Teachers and administrators unabashedly admit they lifted the best elements from the other three high schools, including teaching strategies, block scheduling, and top teachers and administrators. Northwood also re-created Irvine High School’s enormously successful faculty mentoring program, in which students are paired with a teacher all four years and meet with that faculty member during homeroom multiple days a week.

“We stole all the best concepts from what the other schools did,” said counselor Natalie Hamilton, who has been with the school seven years. “A lot of the best staff came from the other schools.”

Northwood, which opened in 1999, is nestled in the foothills of northeastern Irvine, at the edge of the developed portion of the city in the Northwood Pointe community. It’s surrounded by avocado groves and dirt roads, although grading is taking place behind the school for a new housing development called Orchard Hills.
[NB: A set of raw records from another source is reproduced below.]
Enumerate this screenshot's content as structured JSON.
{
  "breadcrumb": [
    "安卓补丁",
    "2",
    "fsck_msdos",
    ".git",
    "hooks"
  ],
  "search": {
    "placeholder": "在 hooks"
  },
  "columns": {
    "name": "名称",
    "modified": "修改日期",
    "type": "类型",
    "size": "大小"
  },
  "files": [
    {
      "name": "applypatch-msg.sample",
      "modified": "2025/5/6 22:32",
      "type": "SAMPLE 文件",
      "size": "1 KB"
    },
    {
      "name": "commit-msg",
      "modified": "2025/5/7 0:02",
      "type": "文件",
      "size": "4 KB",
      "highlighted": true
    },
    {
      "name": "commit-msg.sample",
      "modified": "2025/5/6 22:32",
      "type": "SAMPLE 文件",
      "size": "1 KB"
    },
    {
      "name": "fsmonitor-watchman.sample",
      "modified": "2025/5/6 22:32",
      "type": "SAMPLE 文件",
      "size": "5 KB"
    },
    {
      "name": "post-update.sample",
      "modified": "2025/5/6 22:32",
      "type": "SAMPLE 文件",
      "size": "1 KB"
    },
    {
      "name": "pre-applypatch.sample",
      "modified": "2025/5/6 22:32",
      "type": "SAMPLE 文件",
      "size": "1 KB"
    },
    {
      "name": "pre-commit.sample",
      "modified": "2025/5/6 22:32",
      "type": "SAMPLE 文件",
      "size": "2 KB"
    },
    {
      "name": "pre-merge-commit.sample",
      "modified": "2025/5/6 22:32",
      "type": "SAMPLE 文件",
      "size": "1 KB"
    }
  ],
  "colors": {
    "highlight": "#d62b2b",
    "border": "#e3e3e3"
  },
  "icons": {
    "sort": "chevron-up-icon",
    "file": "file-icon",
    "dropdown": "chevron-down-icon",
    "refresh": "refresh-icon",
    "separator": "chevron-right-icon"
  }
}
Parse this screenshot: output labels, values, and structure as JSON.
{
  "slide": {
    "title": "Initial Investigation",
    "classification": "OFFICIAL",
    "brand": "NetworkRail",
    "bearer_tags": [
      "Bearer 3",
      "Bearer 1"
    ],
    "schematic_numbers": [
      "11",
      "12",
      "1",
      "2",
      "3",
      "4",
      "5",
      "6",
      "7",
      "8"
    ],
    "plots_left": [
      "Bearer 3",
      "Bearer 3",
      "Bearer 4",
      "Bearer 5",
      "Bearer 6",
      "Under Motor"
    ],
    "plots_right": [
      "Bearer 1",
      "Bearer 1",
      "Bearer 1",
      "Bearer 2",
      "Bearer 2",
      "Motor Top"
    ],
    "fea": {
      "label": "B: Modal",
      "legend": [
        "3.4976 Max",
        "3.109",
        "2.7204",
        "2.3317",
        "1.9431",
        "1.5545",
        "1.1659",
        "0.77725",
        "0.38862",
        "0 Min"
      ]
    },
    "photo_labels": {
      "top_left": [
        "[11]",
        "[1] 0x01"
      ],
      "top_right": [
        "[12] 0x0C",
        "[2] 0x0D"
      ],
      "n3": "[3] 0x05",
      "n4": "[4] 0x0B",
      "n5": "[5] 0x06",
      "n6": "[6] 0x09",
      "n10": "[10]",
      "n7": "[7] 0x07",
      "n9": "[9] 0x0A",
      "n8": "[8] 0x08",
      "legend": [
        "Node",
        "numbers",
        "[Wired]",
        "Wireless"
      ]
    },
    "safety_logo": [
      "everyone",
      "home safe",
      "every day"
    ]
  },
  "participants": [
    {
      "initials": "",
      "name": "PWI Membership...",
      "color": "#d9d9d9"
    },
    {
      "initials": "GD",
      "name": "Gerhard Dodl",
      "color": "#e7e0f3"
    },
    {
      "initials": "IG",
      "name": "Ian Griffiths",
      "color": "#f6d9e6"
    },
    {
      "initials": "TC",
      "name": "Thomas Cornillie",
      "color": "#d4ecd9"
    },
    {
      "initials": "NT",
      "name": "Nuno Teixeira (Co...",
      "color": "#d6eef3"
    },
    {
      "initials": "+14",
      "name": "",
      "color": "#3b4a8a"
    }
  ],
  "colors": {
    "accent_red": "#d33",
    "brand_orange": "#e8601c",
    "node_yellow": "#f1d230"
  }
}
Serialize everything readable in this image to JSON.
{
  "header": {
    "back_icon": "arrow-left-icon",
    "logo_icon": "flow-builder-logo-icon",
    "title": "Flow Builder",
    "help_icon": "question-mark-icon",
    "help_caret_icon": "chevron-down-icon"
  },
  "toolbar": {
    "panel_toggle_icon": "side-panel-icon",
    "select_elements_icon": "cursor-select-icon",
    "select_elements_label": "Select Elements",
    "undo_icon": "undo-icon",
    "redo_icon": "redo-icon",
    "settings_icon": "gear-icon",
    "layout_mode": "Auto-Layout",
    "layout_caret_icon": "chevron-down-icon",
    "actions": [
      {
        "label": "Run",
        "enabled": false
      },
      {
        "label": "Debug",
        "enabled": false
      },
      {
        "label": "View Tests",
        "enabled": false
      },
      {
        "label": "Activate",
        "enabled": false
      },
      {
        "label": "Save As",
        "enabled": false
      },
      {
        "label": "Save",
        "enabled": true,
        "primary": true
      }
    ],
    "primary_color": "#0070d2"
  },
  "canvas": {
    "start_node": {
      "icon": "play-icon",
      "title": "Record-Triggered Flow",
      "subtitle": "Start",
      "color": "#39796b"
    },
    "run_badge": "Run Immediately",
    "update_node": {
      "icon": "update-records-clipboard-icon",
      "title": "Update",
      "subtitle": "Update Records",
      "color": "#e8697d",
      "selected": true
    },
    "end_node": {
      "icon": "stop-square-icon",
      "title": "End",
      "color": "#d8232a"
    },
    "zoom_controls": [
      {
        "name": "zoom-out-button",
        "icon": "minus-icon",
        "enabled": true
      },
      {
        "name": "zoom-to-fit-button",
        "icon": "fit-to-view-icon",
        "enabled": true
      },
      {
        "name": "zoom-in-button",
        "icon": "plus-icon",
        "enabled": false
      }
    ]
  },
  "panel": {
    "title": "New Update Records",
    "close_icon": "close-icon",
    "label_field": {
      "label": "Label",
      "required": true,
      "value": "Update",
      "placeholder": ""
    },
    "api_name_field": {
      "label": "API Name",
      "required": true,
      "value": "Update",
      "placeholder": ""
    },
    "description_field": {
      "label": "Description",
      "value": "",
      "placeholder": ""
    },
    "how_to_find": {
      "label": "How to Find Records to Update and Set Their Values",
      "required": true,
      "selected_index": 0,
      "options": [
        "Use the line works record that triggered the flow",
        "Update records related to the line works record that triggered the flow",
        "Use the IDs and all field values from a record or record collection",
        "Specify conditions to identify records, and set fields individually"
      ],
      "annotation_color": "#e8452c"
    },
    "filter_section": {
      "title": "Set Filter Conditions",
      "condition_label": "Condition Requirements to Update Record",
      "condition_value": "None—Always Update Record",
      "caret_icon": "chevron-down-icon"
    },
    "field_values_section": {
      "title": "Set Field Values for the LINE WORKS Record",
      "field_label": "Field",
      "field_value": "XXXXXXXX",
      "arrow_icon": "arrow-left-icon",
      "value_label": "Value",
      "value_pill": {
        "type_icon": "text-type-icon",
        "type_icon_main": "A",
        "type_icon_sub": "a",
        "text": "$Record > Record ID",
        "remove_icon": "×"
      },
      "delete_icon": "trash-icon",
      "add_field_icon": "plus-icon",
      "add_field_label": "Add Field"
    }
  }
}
The sprawling campus consists of a circular grouping of two-story, tan-stucco buildings with teal-tinted windows. Many of the classrooms are connected to “pods” – common areas filled with computer labs that are designed to promote interdisciplinary learning. The campus also features a state-of-the-art, 680-seat theater.

The campus converges on an outdoor quad area where a mature oak tree serves as the focal point. The prominently displayed tree has become a symbol of pride for the school and a consistent source of rumor and folklore.

“There’s a rumor that it’s worth millions,” Principal Leslie Roach said, laughing. “But there’s nothing special about it. … I suppose it’s a symbol of growth.”

Northwood’s staff prides itself on what it considers to be a younger, hipper approach, less entrenched in traditions than other schools.

“I relate to the kids with pop culture,” said English teacher Jennifer Gray, who has been at the school for four years. “I’m able to remember what it’s like to be in high school and the conflicting priorities. Or, I’ll say, ‘Steinbeck is good. I know it’s different – just trust me.’

They respond to that.”

Like the other three Irvine high schools, Northwood is known for its diverse, highly tolerant student body. In addition to ethnic diversity, it’s home to a developmentally delayed population that is fully integrated into campus life.